=== Section Start ===
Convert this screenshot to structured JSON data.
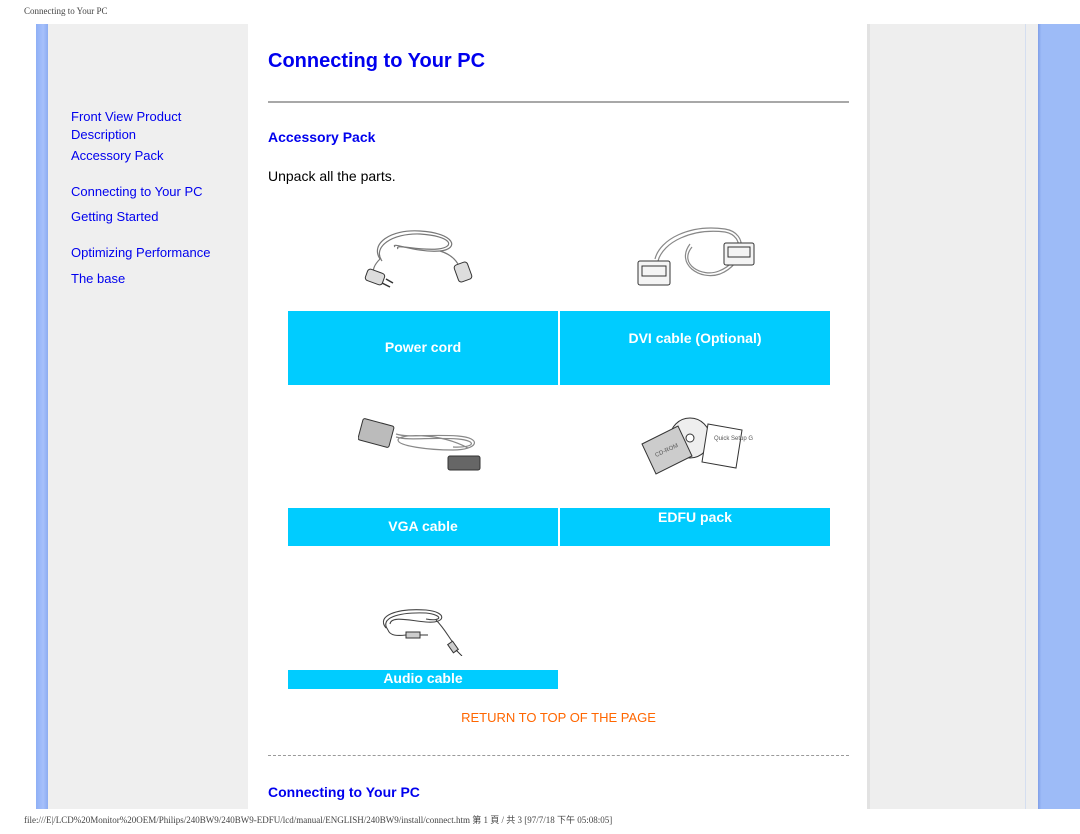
{
  "print_header": "Connecting to Your PC",
  "print_footer": "file:///E|/LCD%20Monitor%20OEM/Philips/240BW9/240BW9-EDFU/lcd/manual/ENGLISH/240BW9/install/connect.htm 第 1 頁 / 共 3 [97/7/18 下午 05:08:05]",
  "sidebar": {
    "items": [
      {
        "label": "Front View Product Description"
      },
      {
        "label": "Accessory Pack"
      },
      {
        "label": "Connecting to Your PC"
      },
      {
        "label": "Getting Started"
      },
      {
        "label": "Optimizing Performance"
      },
      {
        "label": "The base"
      }
    ]
  },
  "main": {
    "title": "Connecting to Your PC",
    "section1_title": "Accessory Pack",
    "intro": "Unpack all the parts.",
    "accessories": [
      {
        "label": "Power cord",
        "icon": "power-cord-image"
      },
      {
        "label": "DVI cable (Optional)",
        "icon": "dvi-cable-image"
      },
      {
        "label": "VGA cable",
        "icon": "vga-cable-image"
      },
      {
        "label": "EDFU pack",
        "icon": "edfu-pack-image",
        "cd_text": "CD-ROM",
        "guide_text": "Quick Setup Guide"
      },
      {
        "label": "Audio cable",
        "icon": "audio-cable-image"
      }
    ],
    "return_link": "RETURN TO TOP OF THE PAGE",
    "section2_title": "Connecting to Your PC"
  },
  "colors": {
    "link": "#0000ee",
    "label_bg": "#00ccff",
    "return_link": "#ff6600",
    "side_strip": "#9dbbf7",
    "panel_bg": "#efefef"
  }
}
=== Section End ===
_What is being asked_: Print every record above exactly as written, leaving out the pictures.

_Answer to this problem_:
Convert this screenshot to structured JSON data.
{
  "print_header": "Connecting to Your PC",
  "print_footer": "file:///E|/LCD%20Monitor%20OEM/Philips/240BW9/240BW9-EDFU/lcd/manual/ENGLISH/240BW9/install/connect.htm 第 1 頁 / 共 3 [97/7/18 下午 05:08:05]",
  "sidebar": {
    "items": [
      {
        "label": "Front View Product Description"
      },
      {
        "label": "Accessory Pack"
      },
      {
        "label": "Connecting to Your PC"
      },
      {
        "label": "Getting Started"
      },
      {
        "label": "Optimizing Performance"
      },
      {
        "label": "The base"
      }
    ]
  },
  "main": {
    "title": "Connecting to Your PC",
    "section1_title": "Accessory Pack",
    "intro": "Unpack all the parts.",
    "accessories": [
      {
        "label": "Power cord",
        "icon": "power-cord-image"
      },
      {
        "label": "DVI cable (Optional)",
        "icon": "dvi-cable-image"
      },
      {
        "label": "VGA cable",
        "icon": "vga-cable-image"
      },
      {
        "label": "EDFU pack",
        "icon": "edfu-pack-image",
        "cd_text": "CD-ROM",
        "guide_text": "Quick Setup Guide"
      },
      {
        "label": "Audio cable",
        "icon": "audio-cable-image"
      }
    ],
    "return_link": "RETURN TO TOP OF THE PAGE",
    "section2_title": "Connecting to Your PC"
  },
  "colors": {
    "link": "#0000ee",
    "label_bg": "#00ccff",
    "return_link": "#ff6600",
    "side_strip": "#9dbbf7",
    "panel_bg": "#efefef"
  }
}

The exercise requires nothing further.